* [WHAT THE TASK REQUIRES]: Go through the entries below. Copy each line in which "list" appears.

DATA FOR THIS EXERCISE Block Start

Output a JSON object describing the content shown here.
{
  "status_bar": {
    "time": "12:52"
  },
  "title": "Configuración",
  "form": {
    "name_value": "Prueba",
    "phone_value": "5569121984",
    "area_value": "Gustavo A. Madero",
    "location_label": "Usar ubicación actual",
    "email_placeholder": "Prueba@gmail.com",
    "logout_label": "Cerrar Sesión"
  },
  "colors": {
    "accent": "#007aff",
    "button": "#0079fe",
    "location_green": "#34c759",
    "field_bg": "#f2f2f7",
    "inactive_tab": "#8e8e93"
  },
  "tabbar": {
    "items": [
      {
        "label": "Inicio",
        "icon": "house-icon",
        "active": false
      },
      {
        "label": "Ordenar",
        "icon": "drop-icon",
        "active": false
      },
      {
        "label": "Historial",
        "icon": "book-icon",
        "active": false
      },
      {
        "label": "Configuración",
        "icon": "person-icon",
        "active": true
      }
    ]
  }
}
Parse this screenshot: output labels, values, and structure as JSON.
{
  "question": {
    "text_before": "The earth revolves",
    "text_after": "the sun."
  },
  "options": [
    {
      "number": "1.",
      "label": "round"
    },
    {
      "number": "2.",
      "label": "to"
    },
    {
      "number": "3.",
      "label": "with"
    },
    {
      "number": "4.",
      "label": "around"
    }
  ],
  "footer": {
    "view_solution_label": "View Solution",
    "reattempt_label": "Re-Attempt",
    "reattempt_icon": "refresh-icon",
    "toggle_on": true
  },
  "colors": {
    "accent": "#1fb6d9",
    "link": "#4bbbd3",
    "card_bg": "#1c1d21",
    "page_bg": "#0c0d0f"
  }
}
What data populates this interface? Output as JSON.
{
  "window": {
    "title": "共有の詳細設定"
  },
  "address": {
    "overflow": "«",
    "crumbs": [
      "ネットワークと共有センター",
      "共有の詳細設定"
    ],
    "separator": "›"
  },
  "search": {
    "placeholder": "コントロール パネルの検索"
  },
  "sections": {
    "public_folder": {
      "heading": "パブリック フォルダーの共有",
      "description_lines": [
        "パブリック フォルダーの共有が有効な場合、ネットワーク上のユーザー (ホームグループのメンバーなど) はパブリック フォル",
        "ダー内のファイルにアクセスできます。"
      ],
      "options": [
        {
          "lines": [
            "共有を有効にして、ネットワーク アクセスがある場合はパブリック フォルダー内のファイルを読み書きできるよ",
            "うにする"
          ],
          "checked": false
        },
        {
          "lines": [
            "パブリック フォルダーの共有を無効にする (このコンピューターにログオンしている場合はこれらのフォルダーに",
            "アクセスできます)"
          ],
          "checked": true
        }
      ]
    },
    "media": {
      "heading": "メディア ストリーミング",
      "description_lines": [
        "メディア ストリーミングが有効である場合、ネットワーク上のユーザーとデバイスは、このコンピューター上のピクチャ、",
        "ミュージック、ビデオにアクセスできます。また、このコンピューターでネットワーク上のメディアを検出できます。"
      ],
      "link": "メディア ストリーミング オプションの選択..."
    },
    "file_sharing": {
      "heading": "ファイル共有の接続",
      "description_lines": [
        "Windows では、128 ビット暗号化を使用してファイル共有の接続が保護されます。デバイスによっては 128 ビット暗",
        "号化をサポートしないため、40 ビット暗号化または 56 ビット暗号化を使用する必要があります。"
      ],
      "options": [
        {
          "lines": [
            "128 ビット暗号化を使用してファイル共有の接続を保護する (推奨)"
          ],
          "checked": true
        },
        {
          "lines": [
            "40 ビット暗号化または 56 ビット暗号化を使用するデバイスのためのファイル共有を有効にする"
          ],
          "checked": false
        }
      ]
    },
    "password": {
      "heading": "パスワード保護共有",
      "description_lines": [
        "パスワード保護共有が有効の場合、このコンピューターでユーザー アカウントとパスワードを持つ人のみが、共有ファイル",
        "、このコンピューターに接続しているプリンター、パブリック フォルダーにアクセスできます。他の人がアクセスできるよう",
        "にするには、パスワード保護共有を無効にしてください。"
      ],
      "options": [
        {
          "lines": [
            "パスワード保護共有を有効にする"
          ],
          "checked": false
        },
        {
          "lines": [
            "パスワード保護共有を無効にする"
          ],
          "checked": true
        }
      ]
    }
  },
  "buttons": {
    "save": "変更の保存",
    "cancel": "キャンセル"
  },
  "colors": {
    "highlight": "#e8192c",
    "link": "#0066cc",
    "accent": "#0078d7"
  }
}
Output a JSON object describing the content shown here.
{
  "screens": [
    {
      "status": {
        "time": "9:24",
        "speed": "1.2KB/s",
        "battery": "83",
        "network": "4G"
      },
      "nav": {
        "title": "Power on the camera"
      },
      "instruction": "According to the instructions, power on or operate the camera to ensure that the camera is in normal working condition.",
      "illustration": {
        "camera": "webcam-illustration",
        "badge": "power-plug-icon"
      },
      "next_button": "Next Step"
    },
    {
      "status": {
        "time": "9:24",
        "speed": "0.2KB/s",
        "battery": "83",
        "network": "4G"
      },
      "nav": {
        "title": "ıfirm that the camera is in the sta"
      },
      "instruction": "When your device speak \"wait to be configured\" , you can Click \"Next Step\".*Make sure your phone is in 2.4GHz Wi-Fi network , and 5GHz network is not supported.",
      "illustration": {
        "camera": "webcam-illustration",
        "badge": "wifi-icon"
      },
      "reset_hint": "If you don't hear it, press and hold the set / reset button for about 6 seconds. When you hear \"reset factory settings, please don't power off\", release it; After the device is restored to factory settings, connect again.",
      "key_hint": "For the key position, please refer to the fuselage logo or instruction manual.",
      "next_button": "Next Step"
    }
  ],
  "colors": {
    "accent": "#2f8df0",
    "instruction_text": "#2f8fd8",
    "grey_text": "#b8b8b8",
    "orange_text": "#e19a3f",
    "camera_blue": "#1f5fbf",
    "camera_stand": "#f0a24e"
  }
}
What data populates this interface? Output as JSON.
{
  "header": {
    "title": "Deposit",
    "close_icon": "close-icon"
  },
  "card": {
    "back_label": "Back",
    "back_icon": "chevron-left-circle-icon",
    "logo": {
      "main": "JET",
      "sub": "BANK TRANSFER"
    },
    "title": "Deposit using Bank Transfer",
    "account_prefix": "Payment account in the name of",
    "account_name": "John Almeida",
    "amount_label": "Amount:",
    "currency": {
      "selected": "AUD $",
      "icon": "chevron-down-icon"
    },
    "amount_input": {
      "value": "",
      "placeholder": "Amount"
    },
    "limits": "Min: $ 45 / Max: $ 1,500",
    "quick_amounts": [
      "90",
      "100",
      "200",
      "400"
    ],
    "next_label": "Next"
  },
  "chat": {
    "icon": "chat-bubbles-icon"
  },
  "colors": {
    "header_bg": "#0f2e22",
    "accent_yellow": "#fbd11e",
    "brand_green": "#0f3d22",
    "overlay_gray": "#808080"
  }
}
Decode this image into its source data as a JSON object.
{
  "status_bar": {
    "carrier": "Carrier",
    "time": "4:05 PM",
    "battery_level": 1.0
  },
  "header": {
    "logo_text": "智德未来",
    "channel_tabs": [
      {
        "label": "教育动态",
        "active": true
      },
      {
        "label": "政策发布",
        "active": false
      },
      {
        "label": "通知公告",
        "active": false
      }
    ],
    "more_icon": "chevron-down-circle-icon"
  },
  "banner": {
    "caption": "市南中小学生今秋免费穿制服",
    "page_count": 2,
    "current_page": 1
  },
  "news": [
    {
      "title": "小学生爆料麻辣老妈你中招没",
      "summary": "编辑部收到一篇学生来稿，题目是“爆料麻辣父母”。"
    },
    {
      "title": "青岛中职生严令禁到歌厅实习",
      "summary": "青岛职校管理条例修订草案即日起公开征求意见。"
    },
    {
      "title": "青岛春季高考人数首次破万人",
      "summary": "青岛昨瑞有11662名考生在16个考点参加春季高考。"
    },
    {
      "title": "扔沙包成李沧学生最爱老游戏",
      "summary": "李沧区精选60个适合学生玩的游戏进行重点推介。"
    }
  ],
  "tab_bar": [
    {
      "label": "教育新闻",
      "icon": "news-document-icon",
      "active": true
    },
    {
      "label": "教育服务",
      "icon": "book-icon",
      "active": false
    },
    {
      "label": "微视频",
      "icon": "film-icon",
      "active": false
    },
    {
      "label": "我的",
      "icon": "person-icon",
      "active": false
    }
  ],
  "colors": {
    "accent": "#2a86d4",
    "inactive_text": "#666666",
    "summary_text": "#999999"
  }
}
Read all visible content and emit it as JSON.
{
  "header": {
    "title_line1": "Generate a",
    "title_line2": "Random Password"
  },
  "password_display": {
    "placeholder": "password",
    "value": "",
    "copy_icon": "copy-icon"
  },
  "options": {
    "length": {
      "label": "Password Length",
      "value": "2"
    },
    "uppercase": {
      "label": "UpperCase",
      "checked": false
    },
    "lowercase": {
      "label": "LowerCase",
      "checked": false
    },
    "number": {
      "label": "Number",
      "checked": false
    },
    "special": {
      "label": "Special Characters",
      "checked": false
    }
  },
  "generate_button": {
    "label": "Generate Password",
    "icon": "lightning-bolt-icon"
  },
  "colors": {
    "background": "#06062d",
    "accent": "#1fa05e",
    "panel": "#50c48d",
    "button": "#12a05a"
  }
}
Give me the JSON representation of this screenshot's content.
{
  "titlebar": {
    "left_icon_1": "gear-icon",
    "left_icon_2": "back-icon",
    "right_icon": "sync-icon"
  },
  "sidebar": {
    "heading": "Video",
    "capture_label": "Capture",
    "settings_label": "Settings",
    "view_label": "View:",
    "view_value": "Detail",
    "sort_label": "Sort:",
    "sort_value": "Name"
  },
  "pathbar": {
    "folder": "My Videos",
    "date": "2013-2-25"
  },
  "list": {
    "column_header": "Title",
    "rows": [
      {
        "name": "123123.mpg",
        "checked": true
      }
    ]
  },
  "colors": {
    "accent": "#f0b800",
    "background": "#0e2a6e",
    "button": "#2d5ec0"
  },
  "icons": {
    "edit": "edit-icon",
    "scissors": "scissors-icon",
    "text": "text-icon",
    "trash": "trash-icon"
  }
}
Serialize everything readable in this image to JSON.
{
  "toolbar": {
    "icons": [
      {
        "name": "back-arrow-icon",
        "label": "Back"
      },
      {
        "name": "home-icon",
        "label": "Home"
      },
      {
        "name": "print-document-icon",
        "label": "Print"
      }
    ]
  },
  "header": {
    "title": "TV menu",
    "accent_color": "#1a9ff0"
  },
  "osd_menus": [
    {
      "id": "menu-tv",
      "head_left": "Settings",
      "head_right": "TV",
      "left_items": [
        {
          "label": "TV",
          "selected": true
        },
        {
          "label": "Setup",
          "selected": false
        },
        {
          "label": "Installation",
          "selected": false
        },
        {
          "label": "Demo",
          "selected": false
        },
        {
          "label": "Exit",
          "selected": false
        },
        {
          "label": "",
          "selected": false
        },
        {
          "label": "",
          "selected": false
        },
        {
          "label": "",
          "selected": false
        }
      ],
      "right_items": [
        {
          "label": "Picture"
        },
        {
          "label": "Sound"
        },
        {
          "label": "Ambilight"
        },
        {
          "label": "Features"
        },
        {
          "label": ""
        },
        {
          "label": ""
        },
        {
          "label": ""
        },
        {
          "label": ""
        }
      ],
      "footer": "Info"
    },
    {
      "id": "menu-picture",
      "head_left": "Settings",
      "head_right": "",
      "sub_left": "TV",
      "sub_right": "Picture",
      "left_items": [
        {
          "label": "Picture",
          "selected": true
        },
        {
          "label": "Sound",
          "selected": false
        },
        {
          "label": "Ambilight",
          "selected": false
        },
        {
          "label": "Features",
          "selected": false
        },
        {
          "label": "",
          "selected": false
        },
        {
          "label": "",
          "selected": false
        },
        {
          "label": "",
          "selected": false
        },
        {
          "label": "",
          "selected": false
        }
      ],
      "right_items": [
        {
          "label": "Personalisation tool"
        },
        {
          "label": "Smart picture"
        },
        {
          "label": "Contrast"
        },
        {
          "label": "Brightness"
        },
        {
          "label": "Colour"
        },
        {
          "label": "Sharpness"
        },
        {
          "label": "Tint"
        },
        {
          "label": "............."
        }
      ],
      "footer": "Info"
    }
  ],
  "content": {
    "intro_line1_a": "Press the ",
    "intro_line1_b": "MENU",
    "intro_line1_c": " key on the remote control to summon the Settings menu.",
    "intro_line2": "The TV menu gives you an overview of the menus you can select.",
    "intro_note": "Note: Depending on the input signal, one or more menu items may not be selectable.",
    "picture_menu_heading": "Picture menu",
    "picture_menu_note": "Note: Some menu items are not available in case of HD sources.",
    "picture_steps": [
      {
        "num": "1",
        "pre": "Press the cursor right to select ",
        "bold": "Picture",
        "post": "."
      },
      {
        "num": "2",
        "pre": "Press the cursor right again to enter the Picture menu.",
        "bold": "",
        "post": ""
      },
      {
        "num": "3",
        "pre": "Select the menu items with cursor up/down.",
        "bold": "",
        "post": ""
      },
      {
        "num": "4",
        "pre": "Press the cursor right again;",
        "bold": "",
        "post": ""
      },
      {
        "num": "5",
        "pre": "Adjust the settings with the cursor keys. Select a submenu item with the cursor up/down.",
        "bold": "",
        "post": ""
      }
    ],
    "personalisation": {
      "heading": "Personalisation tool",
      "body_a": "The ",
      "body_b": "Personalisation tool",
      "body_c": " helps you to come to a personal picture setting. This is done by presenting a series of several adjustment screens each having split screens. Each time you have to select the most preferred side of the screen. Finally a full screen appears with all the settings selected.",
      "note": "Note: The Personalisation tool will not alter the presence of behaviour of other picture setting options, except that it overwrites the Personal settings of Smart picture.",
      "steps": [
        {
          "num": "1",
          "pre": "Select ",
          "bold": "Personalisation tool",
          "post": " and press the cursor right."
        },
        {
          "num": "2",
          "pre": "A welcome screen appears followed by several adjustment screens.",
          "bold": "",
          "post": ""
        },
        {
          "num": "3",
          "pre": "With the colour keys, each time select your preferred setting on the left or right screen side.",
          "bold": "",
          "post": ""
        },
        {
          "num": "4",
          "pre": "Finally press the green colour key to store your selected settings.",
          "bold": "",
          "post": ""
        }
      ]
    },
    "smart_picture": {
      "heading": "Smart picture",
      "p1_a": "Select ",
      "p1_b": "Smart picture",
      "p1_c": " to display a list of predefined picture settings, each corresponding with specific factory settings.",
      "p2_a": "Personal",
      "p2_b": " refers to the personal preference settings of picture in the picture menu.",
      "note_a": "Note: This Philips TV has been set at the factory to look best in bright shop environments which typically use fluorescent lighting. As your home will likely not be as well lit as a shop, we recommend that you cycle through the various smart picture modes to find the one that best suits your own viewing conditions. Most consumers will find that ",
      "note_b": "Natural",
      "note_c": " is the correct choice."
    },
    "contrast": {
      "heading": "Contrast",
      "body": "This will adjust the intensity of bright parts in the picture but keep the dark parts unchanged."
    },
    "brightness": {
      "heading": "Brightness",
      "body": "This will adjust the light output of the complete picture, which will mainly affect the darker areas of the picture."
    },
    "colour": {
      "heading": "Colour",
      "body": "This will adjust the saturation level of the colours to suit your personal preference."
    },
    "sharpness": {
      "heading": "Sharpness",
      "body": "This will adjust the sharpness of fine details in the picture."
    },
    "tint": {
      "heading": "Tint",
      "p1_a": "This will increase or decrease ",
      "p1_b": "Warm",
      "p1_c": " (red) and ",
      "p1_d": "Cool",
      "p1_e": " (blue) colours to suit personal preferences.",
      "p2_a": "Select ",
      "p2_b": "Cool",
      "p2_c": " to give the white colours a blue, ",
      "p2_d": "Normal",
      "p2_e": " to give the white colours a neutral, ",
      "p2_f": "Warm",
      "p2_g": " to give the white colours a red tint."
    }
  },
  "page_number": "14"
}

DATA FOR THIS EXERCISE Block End

* [EXERCISE RESPONSE]:
  "list": {
      "p1_c": " to display a list of predefined picture settings, each corresponding with specific factory settings.",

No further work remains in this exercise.